Provided material:
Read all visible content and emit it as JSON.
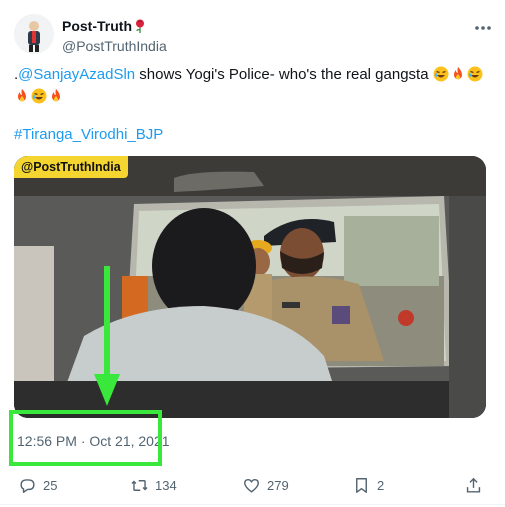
{
  "author": {
    "name": "Post-Truth",
    "handle": "@PostTruthIndia",
    "name_emoji": "rose-icon"
  },
  "tweet": {
    "text_prefix": ".",
    "mention": "@SanjayAzadSln",
    "text_body": " shows Yogi's Police- who's the real gangsta ",
    "emojis_line1": [
      "rofl-emoji",
      "fire-emoji",
      "rofl-emoji"
    ],
    "emojis_line2": [
      "fire-emoji",
      "rofl-emoji",
      "fire-emoji"
    ],
    "hashtag": "#Tiranga_Virodhi_BJP"
  },
  "media": {
    "watermark": "@PostTruthIndia"
  },
  "timestamp": "12:56 PM · Oct 21, 2021",
  "actions": {
    "replies": "25",
    "retweets": "134",
    "likes": "279",
    "bookmarks": "2"
  },
  "colors": {
    "accent": "#1d9bf0",
    "highlight": "#39e83a",
    "watermark_bg": "#f5d631",
    "muted_text": "#536471"
  }
}
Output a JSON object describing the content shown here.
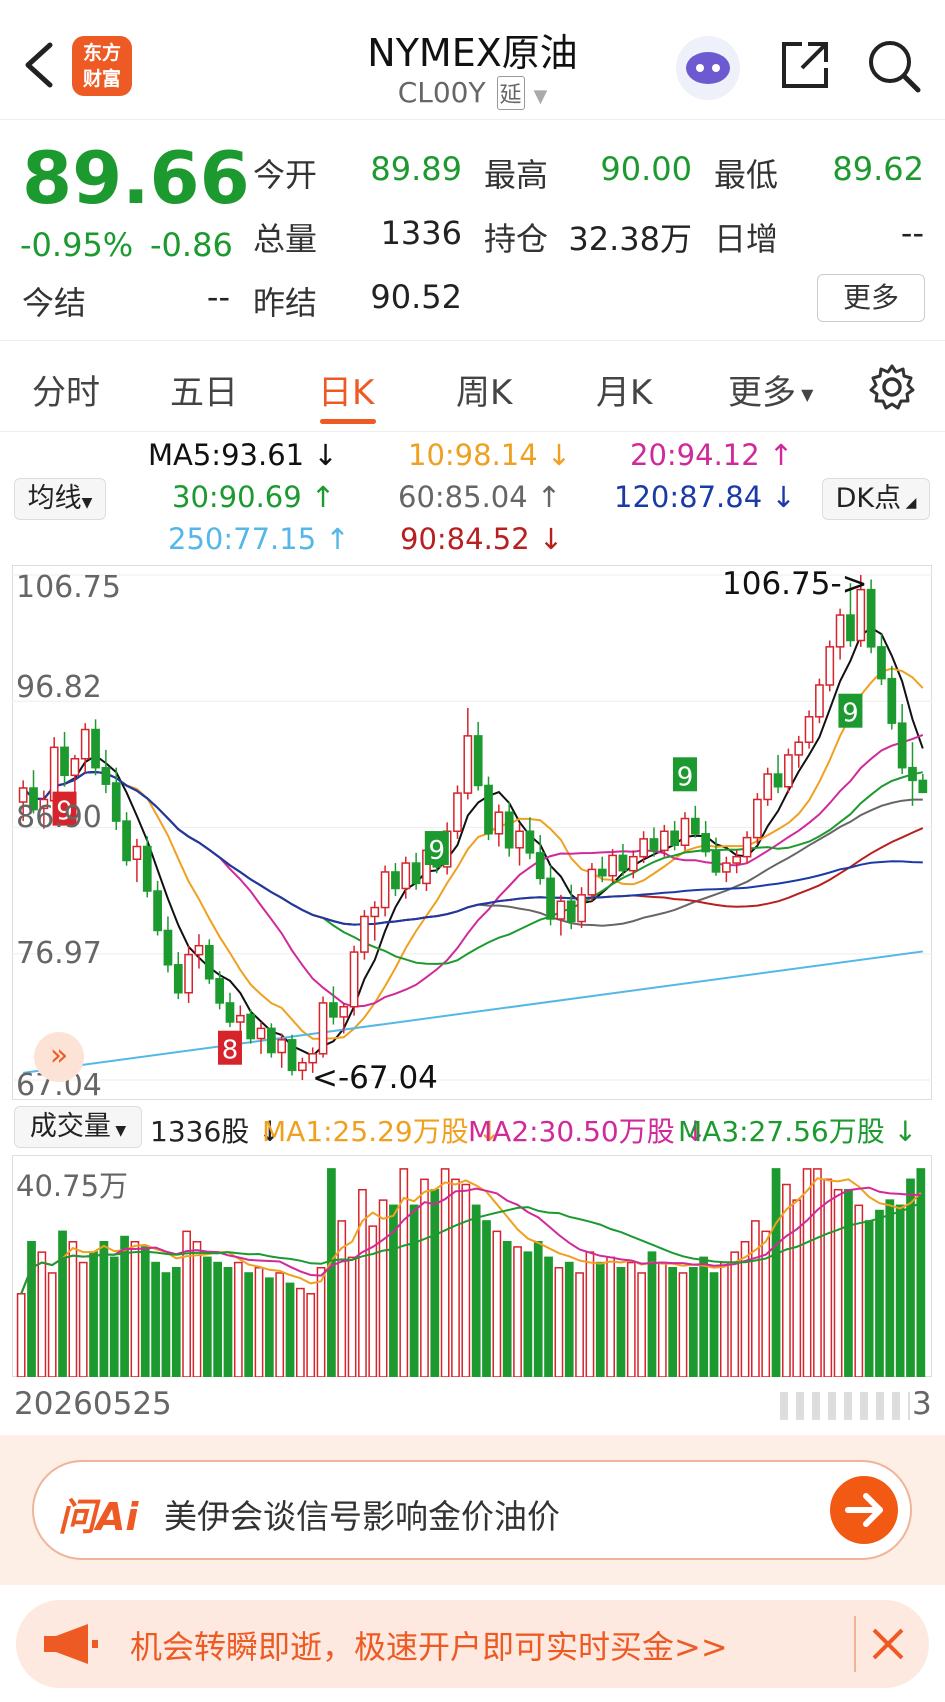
{
  "header": {
    "title": "NYMEX原油",
    "code": "CL00Y",
    "delay_badge": "延",
    "logo_lines": [
      "东方",
      "财富"
    ]
  },
  "quote": {
    "price": "89.66",
    "change_pct": "-0.95%",
    "change": "-0.86",
    "fields": [
      {
        "label": "今开",
        "value": "89.89"
      },
      {
        "label": "最高",
        "value": "90.00"
      },
      {
        "label": "最低",
        "value": "89.62"
      },
      {
        "label": "总量",
        "value": "1336"
      },
      {
        "label": "持仓",
        "value": "32.38万"
      },
      {
        "label": "日增",
        "value": "--"
      },
      {
        "label": "今结",
        "value": "--"
      },
      {
        "label": "昨结",
        "value": "90.52"
      }
    ],
    "more_label": "更多"
  },
  "tabs": [
    "分时",
    "五日",
    "日K",
    "周K",
    "月K",
    "更多"
  ],
  "ma_legend": {
    "selector_label": "均线",
    "dk_label": "DK点",
    "ma5": "MA5:93.61 ↓",
    "ma10": "10:98.14 ↓",
    "ma20": "20:94.12 ↑",
    "ma30": "30:90.69 ↑",
    "ma60": "60:85.04 ↑",
    "ma120": "120:87.84 ↓",
    "ma250": "250:77.15 ↑",
    "ma90": "90:84.52 ↓"
  },
  "chart_data": {
    "type": "candlestick",
    "y_ticks": [
      "106.75",
      "96.82",
      "86.90",
      "76.97",
      "67.04"
    ],
    "ylim": [
      67.04,
      106.75
    ],
    "annotations": {
      "high": "106.75->",
      "low": "<-67.04"
    },
    "date_label": "20260525",
    "date_label_right": "3",
    "candles": [
      [
        88.9,
        90.6,
        87.4,
        90.0
      ],
      [
        90.0,
        91.4,
        88.0,
        88.3
      ],
      [
        88.4,
        89.8,
        86.8,
        89.1
      ],
      [
        89.0,
        94.0,
        88.6,
        93.2
      ],
      [
        93.2,
        94.4,
        90.1,
        91.0
      ],
      [
        91.0,
        92.6,
        89.3,
        92.3
      ],
      [
        92.3,
        95.1,
        91.2,
        94.6
      ],
      [
        94.6,
        95.4,
        91.0,
        91.6
      ],
      [
        91.6,
        93.0,
        89.6,
        90.3
      ],
      [
        90.4,
        91.6,
        86.7,
        87.4
      ],
      [
        87.4,
        88.1,
        83.9,
        84.3
      ],
      [
        84.4,
        86.0,
        82.6,
        85.4
      ],
      [
        85.4,
        86.2,
        81.4,
        81.9
      ],
      [
        81.9,
        82.7,
        78.4,
        78.8
      ],
      [
        78.8,
        79.9,
        75.5,
        76.1
      ],
      [
        76.1,
        77.1,
        73.4,
        73.9
      ],
      [
        73.9,
        77.6,
        73.1,
        76.9
      ],
      [
        76.9,
        78.5,
        75.8,
        77.6
      ],
      [
        77.6,
        78.1,
        74.6,
        75.0
      ],
      [
        75.0,
        75.6,
        72.6,
        73.1
      ],
      [
        73.1,
        73.9,
        71.2,
        71.6
      ],
      [
        71.6,
        72.9,
        70.6,
        72.1
      ],
      [
        72.2,
        72.6,
        69.9,
        70.3
      ],
      [
        70.3,
        71.6,
        69.1,
        71.1
      ],
      [
        71.1,
        71.5,
        68.8,
        69.2
      ],
      [
        69.2,
        70.7,
        68.0,
        70.2
      ],
      [
        70.2,
        70.6,
        67.4,
        67.8
      ],
      [
        67.8,
        68.8,
        67.04,
        68.4
      ],
      [
        68.4,
        69.6,
        67.6,
        69.1
      ],
      [
        69.1,
        73.6,
        68.8,
        73.1
      ],
      [
        73.1,
        74.4,
        71.4,
        72.0
      ],
      [
        72.0,
        73.1,
        70.7,
        72.8
      ],
      [
        72.8,
        77.6,
        72.1,
        77.1
      ],
      [
        77.1,
        80.4,
        76.5,
        79.9
      ],
      [
        79.9,
        81.1,
        78.0,
        80.6
      ],
      [
        80.6,
        83.9,
        79.9,
        83.4
      ],
      [
        83.4,
        84.1,
        81.5,
        82.1
      ],
      [
        82.1,
        84.6,
        81.3,
        84.1
      ],
      [
        84.1,
        84.9,
        82.0,
        82.5
      ],
      [
        82.5,
        85.6,
        81.9,
        85.1
      ],
      [
        85.1,
        86.1,
        83.3,
        83.8
      ],
      [
        83.8,
        87.3,
        83.2,
        86.6
      ],
      [
        86.6,
        90.2,
        86.0,
        89.6
      ],
      [
        89.6,
        96.3,
        89.1,
        94.1
      ],
      [
        94.1,
        95.2,
        89.8,
        90.2
      ],
      [
        90.2,
        90.9,
        85.9,
        86.4
      ],
      [
        86.4,
        88.7,
        85.4,
        88.1
      ],
      [
        88.1,
        88.9,
        84.6,
        85.3
      ],
      [
        85.3,
        87.2,
        83.9,
        86.6
      ],
      [
        86.6,
        87.7,
        84.4,
        84.9
      ],
      [
        84.9,
        86.3,
        82.4,
        82.9
      ],
      [
        82.9,
        83.9,
        79.2,
        79.7
      ],
      [
        79.7,
        81.6,
        78.4,
        81.1
      ],
      [
        81.1,
        82.4,
        78.9,
        79.5
      ],
      [
        79.5,
        82.2,
        79.0,
        81.6
      ],
      [
        81.6,
        84.1,
        81.1,
        83.6
      ],
      [
        83.6,
        84.6,
        82.6,
        83.1
      ],
      [
        83.1,
        85.2,
        82.6,
        84.7
      ],
      [
        84.7,
        85.6,
        83.1,
        83.5
      ],
      [
        83.5,
        85.1,
        82.9,
        84.6
      ],
      [
        84.6,
        86.6,
        84.1,
        86.0
      ],
      [
        86.0,
        86.9,
        84.6,
        85.1
      ],
      [
        85.1,
        87.1,
        84.6,
        86.6
      ],
      [
        86.6,
        87.4,
        85.1,
        85.5
      ],
      [
        85.5,
        88.1,
        85.1,
        87.6
      ],
      [
        87.6,
        88.6,
        86.1,
        86.4
      ],
      [
        86.4,
        87.4,
        84.6,
        85.0
      ],
      [
        85.0,
        86.1,
        83.1,
        83.4
      ],
      [
        83.4,
        84.6,
        82.6,
        84.1
      ],
      [
        84.1,
        85.1,
        83.3,
        84.6
      ],
      [
        84.6,
        86.6,
        84.1,
        86.1
      ],
      [
        86.1,
        89.6,
        85.6,
        89.1
      ],
      [
        89.1,
        91.6,
        88.6,
        91.1
      ],
      [
        91.1,
        92.6,
        89.6,
        90.1
      ],
      [
        90.1,
        93.1,
        89.6,
        92.6
      ],
      [
        92.6,
        94.1,
        91.6,
        93.6
      ],
      [
        93.6,
        96.1,
        93.1,
        95.6
      ],
      [
        95.6,
        98.6,
        95.1,
        98.1
      ],
      [
        98.1,
        101.6,
        97.6,
        101.1
      ],
      [
        101.1,
        104.1,
        100.1,
        103.6
      ],
      [
        103.6,
        106.1,
        101.1,
        101.6
      ],
      [
        101.6,
        106.75,
        101.1,
        105.6
      ],
      [
        105.6,
        106.4,
        100.6,
        101.1
      ],
      [
        101.1,
        102.1,
        98.1,
        98.6
      ],
      [
        98.6,
        99.6,
        94.6,
        95.1
      ],
      [
        95.1,
        96.6,
        91.1,
        91.6
      ],
      [
        91.6,
        93.6,
        88.6,
        90.6
      ],
      [
        90.6,
        91.1,
        89.6,
        89.66
      ]
    ],
    "ma_colors": {
      "ma5": "#111111",
      "ma10": "#f0a020",
      "ma20": "#d02a9a",
      "ma30": "#1d9a2f",
      "ma60": "#666666",
      "ma120": "#1a3aa8",
      "ma250": "#55b7e8",
      "ma90": "#b82020"
    },
    "volume": {
      "label": "成交量",
      "shares": "1336股 ↓",
      "ma1": "MA1:25.29万股 ↓",
      "ma2": "MA2:30.50万股 ↓",
      "ma3": "MA3:27.56万股 ↓",
      "y_tick": "40.75万",
      "ymax": 40.75,
      "values": [
        16,
        26,
        24,
        20,
        28,
        26,
        22,
        24,
        26,
        23,
        27,
        26,
        25,
        22,
        20,
        21,
        28,
        26,
        23,
        22,
        21,
        22,
        20,
        21,
        19,
        20,
        18,
        17,
        16,
        21,
        40,
        30,
        23,
        36,
        29,
        34,
        33,
        40,
        33,
        38,
        36,
        40,
        38,
        37,
        33,
        30,
        28,
        26,
        25,
        24,
        26,
        23,
        21,
        22,
        20,
        24,
        22,
        23,
        21,
        22,
        20,
        24,
        22,
        21,
        20,
        21,
        23,
        20,
        22,
        24,
        26,
        30,
        28,
        40,
        37,
        34,
        40,
        40,
        38,
        36,
        36,
        33,
        30,
        32,
        34,
        33,
        38,
        40
      ]
    }
  },
  "dk_marks": [
    "9",
    "8",
    "9",
    "9",
    "9"
  ],
  "ai": {
    "brand": "问Ai",
    "text": "美伊会谈信号影响金价油价"
  },
  "promo": {
    "text": "机会转瞬即逝，极速开户即可实时买金>>"
  }
}
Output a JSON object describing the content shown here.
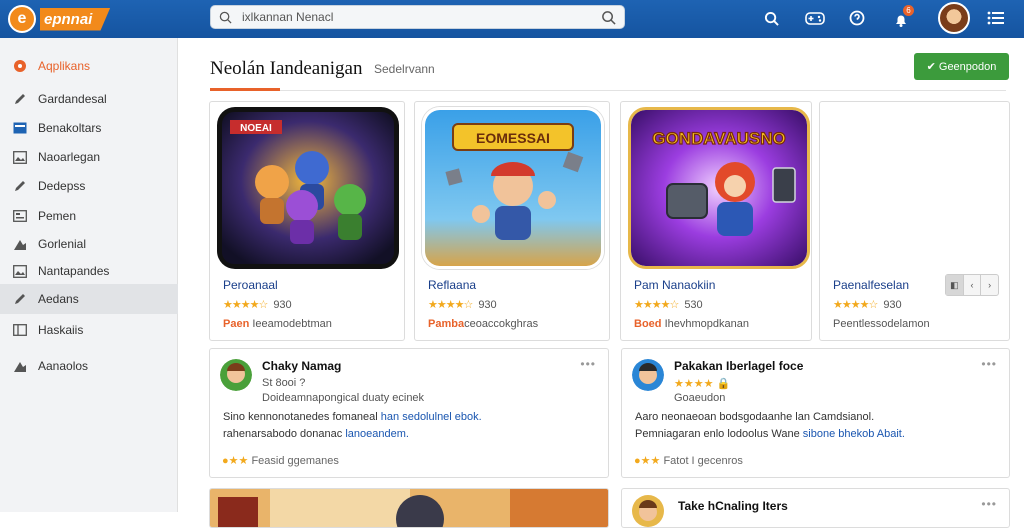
{
  "app": {
    "brand": "epnnai"
  },
  "search": {
    "query": "ixlkannan Nenacl"
  },
  "topbar": {
    "notif_count": "6"
  },
  "sidebar": {
    "items": [
      {
        "label": "Aqplikans",
        "icon": "app-logo-icon"
      },
      {
        "label": "Gardandesal",
        "icon": "pencil-icon"
      },
      {
        "label": "Benakoltars",
        "icon": "card-icon"
      },
      {
        "label": "Naoarlegan",
        "icon": "image-icon"
      },
      {
        "label": "Dedepss",
        "icon": "pencil-icon"
      },
      {
        "label": "Pemen",
        "icon": "list-icon"
      },
      {
        "label": "Gorlenial",
        "icon": "chart-icon"
      },
      {
        "label": "Nantapandes",
        "icon": "photo-icon"
      },
      {
        "label": "Aedans",
        "icon": "pencil-icon"
      },
      {
        "label": "Haskaiis",
        "icon": "grid-icon"
      },
      {
        "label": "Aanaolos",
        "icon": "tag-icon"
      }
    ]
  },
  "page": {
    "title": "Neolán Iandeanigan",
    "subtitle": "Sedelrvann",
    "download_label": "✔ Geenpodon"
  },
  "cards": [
    {
      "name": "Peroanaal",
      "rating": "★★★★☆",
      "count": "930",
      "tag_strong": "Paen",
      "tag": "Ieeamodebtman",
      "thumb_text": "NOEAI"
    },
    {
      "name": "Reflaana",
      "rating": "★★★★☆",
      "count": "930",
      "tag_strong": "Pamba",
      "tag": "ceoaccokghras",
      "thumb_text": "EOMESSAI"
    },
    {
      "name": "Pam Nanaokiin",
      "rating": "★★★★☆",
      "count": "530",
      "tag_strong": "Boed",
      "tag": "Ihevhmopdkanan",
      "thumb_text": "GONDAVAUSNO"
    },
    {
      "name": "Paenalfeselan",
      "rating": "★★★★☆",
      "count": "930",
      "tag_strong": "",
      "tag": "Peentlessodelamon",
      "pager": [
        "◧",
        "‹",
        "›"
      ]
    }
  ],
  "reviews": [
    {
      "name": "Chaky Namag",
      "line2": "St 8ooi ?",
      "line3": "Doideamnapongical duaty ecinek",
      "body1": "Sino kennonotanedes fomaneal",
      "link1": "han sedolulnel ebok.",
      "body2": "rahenarsabodo donanac",
      "link2": "lanoeandem.",
      "footer": "Feasid ggemanes"
    },
    {
      "name": "Pakakan Iberlagel foce",
      "line2": "★★★★ 🔒",
      "line3": "Goaeudon",
      "body1": "Aaro neonaeoan bodsgodaanhe lan Camdsianol.",
      "link1": "",
      "body2": "Pemniagaran enlo lodoolus Wane",
      "link2": "sibone bhekob Abait.",
      "footer": "Fatot I gecenros"
    }
  ],
  "bottom": {
    "right_name": "Take hCnaling Iters"
  }
}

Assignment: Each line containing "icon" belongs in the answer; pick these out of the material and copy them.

Answer to this task:
    "name_emoji": "rose-icon"
        "icon": "app-logo-icon"
        "icon": "pencil-icon"
        "icon": "card-icon"
        "icon": "image-icon"
        "icon": "pencil-icon"
        "icon": "list-icon"
        "icon": "chart-icon"
        "icon": "photo-icon"
        "icon": "pencil-icon"
        "icon": "grid-icon"
        "icon": "tag-icon"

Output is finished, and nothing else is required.